And things got better. By sorting out two of the Bigger Worries, the smaller ones became a bit easier to deal with too. I read about germs and how we actually need them for our immune system. I found that, for me, facts worked really well in overcoming certain stuff. I didn’t need to triple check that I’d locked the front door because it was fine, I’d already checked it once. I didn’t need to keep checking that the oven was off. I would check once and then make myself stop. One by one. Each day I’d concentrate on one of the little things and I would try and control it, try and stop it. And it takes willpower and effort and sometimes it takes a lot more than a single day to muster power over it, but gradually I did it. That means you can too. And one day, you will look back and think, god, did I really do that? That was me, was it? Wow. Because you will have harnessed the beast.

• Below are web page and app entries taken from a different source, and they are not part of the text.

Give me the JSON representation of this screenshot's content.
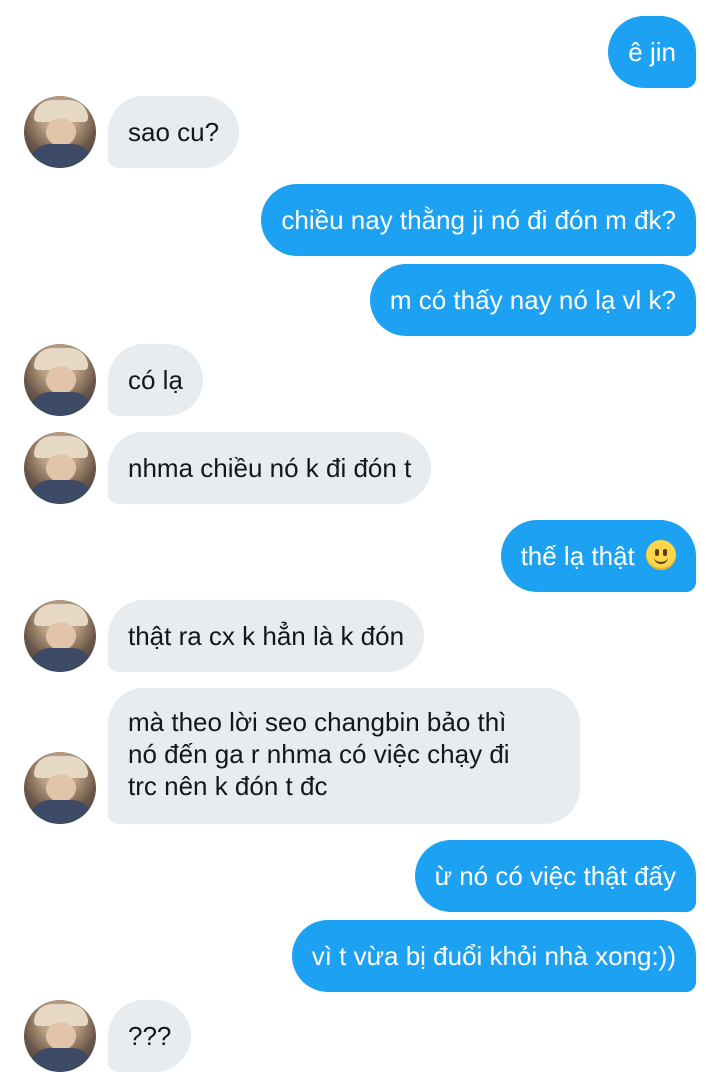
{
  "messages": [
    {
      "id": "m1",
      "from": "me",
      "text": "ê jin"
    },
    {
      "id": "m2",
      "from": "them",
      "text": "sao cu?"
    },
    {
      "id": "m3",
      "from": "me",
      "text": "chiều nay thằng ji nó đi đón m đk?"
    },
    {
      "id": "m4",
      "from": "me",
      "text": "m có thấy nay nó lạ vl k?"
    },
    {
      "id": "m5",
      "from": "them",
      "text": "có lạ"
    },
    {
      "id": "m6",
      "from": "them",
      "text": "nhma chiều nó k đi đón t"
    },
    {
      "id": "m7",
      "from": "me",
      "text": "thế lạ thật",
      "emoji": "slightly-smiling-face"
    },
    {
      "id": "m8",
      "from": "them",
      "text": "thật ra cx k hẳn là k đón"
    },
    {
      "id": "m9",
      "from": "them",
      "lines": [
        "mà theo lời seo changbin bảo thì",
        "nó đến ga r nhma có việc chạy đi",
        "trc nên k đón t đc"
      ]
    },
    {
      "id": "m10",
      "from": "me",
      "text": "ừ nó có việc thật đấy"
    },
    {
      "id": "m11",
      "from": "me",
      "text": "vì t vừa bị đuổi khỏi nhà xong:))"
    },
    {
      "id": "m12",
      "from": "them",
      "text": "???"
    }
  ],
  "colors": {
    "outgoing_bubble": "#1da1f2",
    "incoming_bubble": "#e6ecf0",
    "outgoing_text": "#ffffff",
    "incoming_text": "#14171a"
  }
}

Logically, I think that if our brains are powerful enough to make us worry about all of these things, whatever they are, it’s also powerful enough for us to STOP worrying about all of them too. It’s a superpower in a way. Anxiety, depression, they’re all sort of superpowers, you just have to learn to harness them.
I can honestly say, all these years later (I’m 46 now), I have never had anxiety in the same way since. NEVER. If I start to feel edgy and overpowered, I write out the list – as above. And then I go through it, one by one, really methodically. And anything I can fix right away, I fix as soon as I can. I put it all into perspective. And it always ALWAYS helps. I’ve never been overpowered in the same way again. I know the warning signs and I figure it out myself. And that won’t work for everyone, it might well not work for you, but the more of us that share it and share how we cope with it, well, the better it is for everyone else.

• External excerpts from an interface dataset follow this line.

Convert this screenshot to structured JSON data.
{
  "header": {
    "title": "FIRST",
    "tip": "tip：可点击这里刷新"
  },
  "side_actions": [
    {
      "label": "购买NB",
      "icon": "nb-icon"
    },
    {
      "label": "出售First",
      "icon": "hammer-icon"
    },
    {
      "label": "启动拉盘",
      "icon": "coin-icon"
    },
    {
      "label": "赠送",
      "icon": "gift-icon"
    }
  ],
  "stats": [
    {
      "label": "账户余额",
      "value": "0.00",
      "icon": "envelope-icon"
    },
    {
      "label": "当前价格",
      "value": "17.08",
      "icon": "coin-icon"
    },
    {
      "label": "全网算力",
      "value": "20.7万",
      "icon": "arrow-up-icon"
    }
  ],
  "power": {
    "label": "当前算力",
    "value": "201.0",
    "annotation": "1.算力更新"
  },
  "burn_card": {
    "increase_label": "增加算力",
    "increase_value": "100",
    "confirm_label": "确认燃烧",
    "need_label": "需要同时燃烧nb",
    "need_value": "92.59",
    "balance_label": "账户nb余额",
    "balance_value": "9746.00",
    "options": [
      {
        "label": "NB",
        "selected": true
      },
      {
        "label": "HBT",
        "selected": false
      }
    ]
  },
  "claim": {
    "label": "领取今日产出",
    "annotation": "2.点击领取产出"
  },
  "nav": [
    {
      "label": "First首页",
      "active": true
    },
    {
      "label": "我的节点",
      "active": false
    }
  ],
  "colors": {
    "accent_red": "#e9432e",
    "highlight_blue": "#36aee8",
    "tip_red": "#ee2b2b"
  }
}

So there we are. That’s what happened with me all those years ago. Very short version (even though this feels a long letter, sorry about that). It was a hard thing to go through but I’m glad I did in a way. For lots of reasons. Partly because it’s who I am and partly because a tendency to worry helps me in lots of ways, it means that when I’m editing, I have a good attention to detail, it means that I check things more closely. It means that I rehearse things in my head a lot, like when I run writing workshops and so on, so it means that I anticipate, predict, and can deal with uncertainty as I’ve already sort of dealt with it in my head beforehand. It also means I face up to things too. No-one else is going to redraft my book. Just me. It makes me get on with stuff in a way that a lot of other people don’t. So I do see it as a bit of a superpower in a way, the silver lining to the dark cloud of anxiety.
Like me, you’ve got a great mum and great family support. That will help enormously. As will your unbelievably cute dog.
Lots of love to you dear Daisy. Please know that you’re not alone in battling the beast of anxiety. And I hope some of this is useful in some shape or form. Deep breaths. Try the list, it might work for you, it might not, but it’s really helped me a lot over the years.
You will harness the beast, you know. You absolutely will.
Much love to you